The trucking industry is the backbone of the United States economy and workforce. There are currently 3.5 million drivers on the road and millions more working in warehouses, terminals, shipping offices and more. In total, it employs one out of every seven Americans and our roads and ports move over 11 trillion dollars of freight annually. However, it is also one of the most dangerous careers in the United States. In 2015, there were a total of 35,092 traffic fatalities in the US. With these staggering figures in mind, it becomes very easy to see why driver safety training is of paramount importance.

In December 2016, the Federal Motor Safety Administration, or FMCSA, accounted a Final Rule which established nationwide training standard for all new truck or bus drivers. These new regulations apply to any professional wishing to seek their Commercial Driver’s License, or CDL. It focuses on new drivers to ensure that we establish a solid, knowledgeable workforce of drivers to ensure that our roads can become safer in the future.
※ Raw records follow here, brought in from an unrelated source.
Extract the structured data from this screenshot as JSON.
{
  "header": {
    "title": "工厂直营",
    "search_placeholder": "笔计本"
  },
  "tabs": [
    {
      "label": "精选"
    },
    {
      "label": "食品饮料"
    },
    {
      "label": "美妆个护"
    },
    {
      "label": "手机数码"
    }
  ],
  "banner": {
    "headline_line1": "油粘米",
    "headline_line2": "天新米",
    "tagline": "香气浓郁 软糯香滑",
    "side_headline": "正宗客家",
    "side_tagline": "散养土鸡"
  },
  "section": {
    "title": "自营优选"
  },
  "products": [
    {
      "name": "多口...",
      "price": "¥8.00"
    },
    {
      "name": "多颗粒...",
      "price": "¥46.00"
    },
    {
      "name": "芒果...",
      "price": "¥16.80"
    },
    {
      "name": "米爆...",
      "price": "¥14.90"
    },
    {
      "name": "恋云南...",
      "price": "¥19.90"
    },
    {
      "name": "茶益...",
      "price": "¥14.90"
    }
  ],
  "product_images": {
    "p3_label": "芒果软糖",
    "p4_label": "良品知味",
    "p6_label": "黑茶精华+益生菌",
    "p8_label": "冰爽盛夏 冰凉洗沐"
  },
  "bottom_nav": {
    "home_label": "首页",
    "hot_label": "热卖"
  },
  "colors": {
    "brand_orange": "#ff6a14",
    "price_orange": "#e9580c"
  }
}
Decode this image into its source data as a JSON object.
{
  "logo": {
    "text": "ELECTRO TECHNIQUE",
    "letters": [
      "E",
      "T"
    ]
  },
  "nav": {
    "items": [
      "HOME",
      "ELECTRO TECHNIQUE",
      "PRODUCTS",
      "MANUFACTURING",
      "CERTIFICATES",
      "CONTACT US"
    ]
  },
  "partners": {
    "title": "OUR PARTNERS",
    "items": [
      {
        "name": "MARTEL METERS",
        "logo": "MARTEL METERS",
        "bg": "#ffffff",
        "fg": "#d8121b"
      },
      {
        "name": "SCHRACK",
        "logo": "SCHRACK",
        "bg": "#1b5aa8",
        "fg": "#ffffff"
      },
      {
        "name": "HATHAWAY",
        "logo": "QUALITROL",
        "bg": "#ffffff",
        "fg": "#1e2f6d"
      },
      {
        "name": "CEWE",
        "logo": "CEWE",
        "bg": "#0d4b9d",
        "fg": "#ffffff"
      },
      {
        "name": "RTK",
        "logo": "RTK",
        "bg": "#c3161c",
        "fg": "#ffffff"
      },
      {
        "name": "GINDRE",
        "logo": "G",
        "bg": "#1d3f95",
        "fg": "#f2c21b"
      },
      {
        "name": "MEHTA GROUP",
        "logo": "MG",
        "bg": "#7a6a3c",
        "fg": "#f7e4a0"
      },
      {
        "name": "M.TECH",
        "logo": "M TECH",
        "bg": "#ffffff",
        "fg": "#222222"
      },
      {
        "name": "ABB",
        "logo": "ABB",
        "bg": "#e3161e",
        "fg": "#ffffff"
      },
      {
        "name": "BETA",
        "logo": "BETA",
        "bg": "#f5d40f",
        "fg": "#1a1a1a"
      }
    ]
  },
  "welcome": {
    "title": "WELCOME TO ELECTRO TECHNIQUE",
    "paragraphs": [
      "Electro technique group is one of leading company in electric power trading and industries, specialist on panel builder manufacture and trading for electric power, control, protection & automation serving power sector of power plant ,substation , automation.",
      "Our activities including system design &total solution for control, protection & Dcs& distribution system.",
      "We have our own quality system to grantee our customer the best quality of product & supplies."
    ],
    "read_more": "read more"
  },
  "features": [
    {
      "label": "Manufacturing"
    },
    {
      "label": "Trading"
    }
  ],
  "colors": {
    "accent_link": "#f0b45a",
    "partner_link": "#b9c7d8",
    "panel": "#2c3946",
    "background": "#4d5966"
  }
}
The new rule established baseline minimum qualifications for all new drivers; these new rules and regulations for formed through a consensus decision between 25 stakeholders and representatives from the FMCSA. Per the FMCSA, the new rules were established to help improve road safety for all; additionally, they aim to help improve efficiency overall within the industry in the hope that this will help reduce fuel consumption and performance of all drivers.

These new regulations would require all new CDL applicants to demonstrate proficiency in knowledge of their on-road and off-road training. This proficiency will need to be demonstrate through behind-the-wheel tests on public roads, as well off classroom exams.

Unfortunately, these new regulations do not establish any minimum requirements for hours of behind-the-wheel training. They only require that the driver can demonstrate proficiency, the amount of time this takes is still flexible. However, this leaves more room for interpretation by the trainers. They must give their final seal of approval before the applicants training can be completed and a CDL issued. With that said, a knowledgeable responsible trainer will hopefully lead to more knowledgeable and responsible drivers.

On January 23, 2017 President Donald Trump issued an order to halt all transportation regulatory boards within the government from making new regulations. Per Chief of Staff Reince Priebius, this allows for regulations related to “health, safety, financial or antinational security” to continue and take precedence. It is unclear at this time how the Final Rule and other driver safety regulations will be impacted. For the moment, the future of continued regulations and safety advancements within the trucking industry are unclear.